Cow gives birth to calf with two heads

Jean-Baptiste Collard, a Belgian farmer, got the shock of a lifetime when one of his cows gave birth to a calf with two heads.

Published: 12:15PM BST 12 Aug 2009

Cow gives birth to calf with two heads

The mutant moo-er has two separate heads but only one brain, meaning both heads react simultaneously and in unison Photo: BARCROFT

Mr Collard oversaw what he expected to be a normal birth with the help of a local vet at his farm in Flamisoul, Belgium, last week.

But he got more than he bargained for. The mutant has two separate heads but only one brain, meaning both heads react simultaneously.

It also has four eyes and two mouths but only one pair of ears.

Surprised Mr Collard said: “I called the vet because when my cow was in labor, I noticed the birth might get complicated. The calf seemed too big.

“The legs came out first, so we put a rope around them and pulled the calf out, as usual.

“But then the vet cried out: ‘It has two heads!'”

“I immediately thought: ‘what an exit present for me, I’m thinking about retiring and now this happens’.”

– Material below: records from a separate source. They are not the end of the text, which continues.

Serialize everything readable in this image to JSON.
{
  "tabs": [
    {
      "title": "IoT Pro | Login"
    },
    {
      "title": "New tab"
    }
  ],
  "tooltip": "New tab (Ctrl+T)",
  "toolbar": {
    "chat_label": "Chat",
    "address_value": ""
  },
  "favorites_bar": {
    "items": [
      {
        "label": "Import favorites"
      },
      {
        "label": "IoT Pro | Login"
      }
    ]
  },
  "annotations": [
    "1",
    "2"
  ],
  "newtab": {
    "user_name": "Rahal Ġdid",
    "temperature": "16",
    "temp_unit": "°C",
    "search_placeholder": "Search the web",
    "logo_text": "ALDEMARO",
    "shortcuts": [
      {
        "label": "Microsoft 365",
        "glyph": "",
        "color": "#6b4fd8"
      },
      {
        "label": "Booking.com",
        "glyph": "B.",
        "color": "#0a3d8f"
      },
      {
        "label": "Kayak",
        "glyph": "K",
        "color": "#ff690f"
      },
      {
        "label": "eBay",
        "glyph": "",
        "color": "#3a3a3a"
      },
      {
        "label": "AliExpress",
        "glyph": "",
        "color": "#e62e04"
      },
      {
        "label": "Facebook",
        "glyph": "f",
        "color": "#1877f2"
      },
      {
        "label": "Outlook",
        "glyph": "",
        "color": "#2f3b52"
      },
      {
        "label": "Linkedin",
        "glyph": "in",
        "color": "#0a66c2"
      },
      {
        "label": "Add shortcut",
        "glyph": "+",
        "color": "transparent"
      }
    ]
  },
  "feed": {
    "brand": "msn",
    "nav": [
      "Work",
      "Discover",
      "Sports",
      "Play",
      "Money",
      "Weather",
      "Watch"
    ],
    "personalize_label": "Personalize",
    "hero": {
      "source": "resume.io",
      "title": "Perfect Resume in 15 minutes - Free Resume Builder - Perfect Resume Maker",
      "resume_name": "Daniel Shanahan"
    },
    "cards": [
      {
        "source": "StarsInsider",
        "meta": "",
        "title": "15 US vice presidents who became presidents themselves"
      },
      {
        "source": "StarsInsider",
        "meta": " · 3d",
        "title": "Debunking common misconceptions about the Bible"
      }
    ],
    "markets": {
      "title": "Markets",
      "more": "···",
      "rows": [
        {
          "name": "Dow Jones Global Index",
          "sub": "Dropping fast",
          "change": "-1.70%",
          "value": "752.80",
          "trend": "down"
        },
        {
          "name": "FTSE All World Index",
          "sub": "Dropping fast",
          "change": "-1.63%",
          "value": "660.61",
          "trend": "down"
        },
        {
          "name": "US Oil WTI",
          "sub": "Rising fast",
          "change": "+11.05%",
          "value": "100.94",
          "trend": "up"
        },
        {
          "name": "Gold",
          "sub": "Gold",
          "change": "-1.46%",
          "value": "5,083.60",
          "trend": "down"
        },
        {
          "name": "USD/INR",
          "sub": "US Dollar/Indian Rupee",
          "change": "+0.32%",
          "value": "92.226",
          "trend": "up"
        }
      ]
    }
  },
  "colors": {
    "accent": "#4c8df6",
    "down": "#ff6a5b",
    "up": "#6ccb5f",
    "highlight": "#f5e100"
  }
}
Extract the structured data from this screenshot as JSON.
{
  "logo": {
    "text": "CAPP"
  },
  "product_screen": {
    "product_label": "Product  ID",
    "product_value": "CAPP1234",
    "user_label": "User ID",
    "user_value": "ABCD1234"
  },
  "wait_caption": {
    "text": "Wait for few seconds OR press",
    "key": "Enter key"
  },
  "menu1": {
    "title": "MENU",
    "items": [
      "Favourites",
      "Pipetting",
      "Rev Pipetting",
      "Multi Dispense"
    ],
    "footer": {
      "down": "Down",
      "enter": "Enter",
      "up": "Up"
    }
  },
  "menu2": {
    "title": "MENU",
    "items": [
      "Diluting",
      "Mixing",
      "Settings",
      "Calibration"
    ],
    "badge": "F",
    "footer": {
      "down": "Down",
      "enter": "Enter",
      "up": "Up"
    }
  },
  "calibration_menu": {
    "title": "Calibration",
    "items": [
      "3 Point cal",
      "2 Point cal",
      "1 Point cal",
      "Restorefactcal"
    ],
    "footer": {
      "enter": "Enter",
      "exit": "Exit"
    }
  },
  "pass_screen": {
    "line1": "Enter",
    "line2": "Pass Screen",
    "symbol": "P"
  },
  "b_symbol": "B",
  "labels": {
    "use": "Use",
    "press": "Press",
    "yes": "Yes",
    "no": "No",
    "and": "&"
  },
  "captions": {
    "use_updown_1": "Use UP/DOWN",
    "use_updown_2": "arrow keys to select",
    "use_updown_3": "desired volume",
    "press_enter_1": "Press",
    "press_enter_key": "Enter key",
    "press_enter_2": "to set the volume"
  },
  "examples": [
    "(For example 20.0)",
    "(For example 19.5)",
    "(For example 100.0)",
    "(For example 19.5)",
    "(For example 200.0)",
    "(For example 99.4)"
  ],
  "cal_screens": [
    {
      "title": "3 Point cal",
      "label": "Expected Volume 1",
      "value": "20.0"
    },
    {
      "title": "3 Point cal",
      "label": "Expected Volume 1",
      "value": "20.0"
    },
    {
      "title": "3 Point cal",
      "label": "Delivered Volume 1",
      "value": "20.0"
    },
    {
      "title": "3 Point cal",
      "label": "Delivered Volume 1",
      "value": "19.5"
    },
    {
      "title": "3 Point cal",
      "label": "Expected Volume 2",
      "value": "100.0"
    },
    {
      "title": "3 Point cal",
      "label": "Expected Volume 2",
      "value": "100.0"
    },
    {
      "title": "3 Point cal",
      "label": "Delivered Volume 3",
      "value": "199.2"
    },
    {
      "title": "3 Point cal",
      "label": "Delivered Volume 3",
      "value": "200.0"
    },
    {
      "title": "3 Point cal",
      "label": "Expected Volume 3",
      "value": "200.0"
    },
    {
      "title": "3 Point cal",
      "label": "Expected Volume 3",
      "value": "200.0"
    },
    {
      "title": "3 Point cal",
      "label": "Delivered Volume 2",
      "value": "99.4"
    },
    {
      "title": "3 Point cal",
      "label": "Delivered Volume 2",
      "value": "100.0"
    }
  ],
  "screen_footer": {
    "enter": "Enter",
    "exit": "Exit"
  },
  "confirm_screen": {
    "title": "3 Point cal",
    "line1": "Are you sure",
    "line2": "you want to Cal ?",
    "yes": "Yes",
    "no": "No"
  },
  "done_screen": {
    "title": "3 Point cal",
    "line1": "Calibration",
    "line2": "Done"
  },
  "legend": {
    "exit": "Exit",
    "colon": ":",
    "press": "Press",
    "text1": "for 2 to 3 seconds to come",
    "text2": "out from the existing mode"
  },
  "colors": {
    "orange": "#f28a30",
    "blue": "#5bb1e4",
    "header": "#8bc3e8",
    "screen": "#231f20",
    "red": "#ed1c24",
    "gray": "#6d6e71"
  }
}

“After an hour, I could slowly give it a bottle of milk. That’s when I noticed both tongues react at the same time. The vet later explained this is due to the fact that the calf only has one brain.

“I hope it goes well with my new calf, I’m already attached to it, it’s like a baby to me. And I see the mother is also crazy about her.”

The mother and calf are presently both well but the future of the calf is uncertain.  But for now… the calf is loved.

Source:  Telegraph.co.uk

Posted:  Just One More Pet

August 16, 2009 Posted by | Animal Rights And Awareness, animals, Success Stories, Unusual Stories, We Are All God's Creatures | , , , , | Leave a comment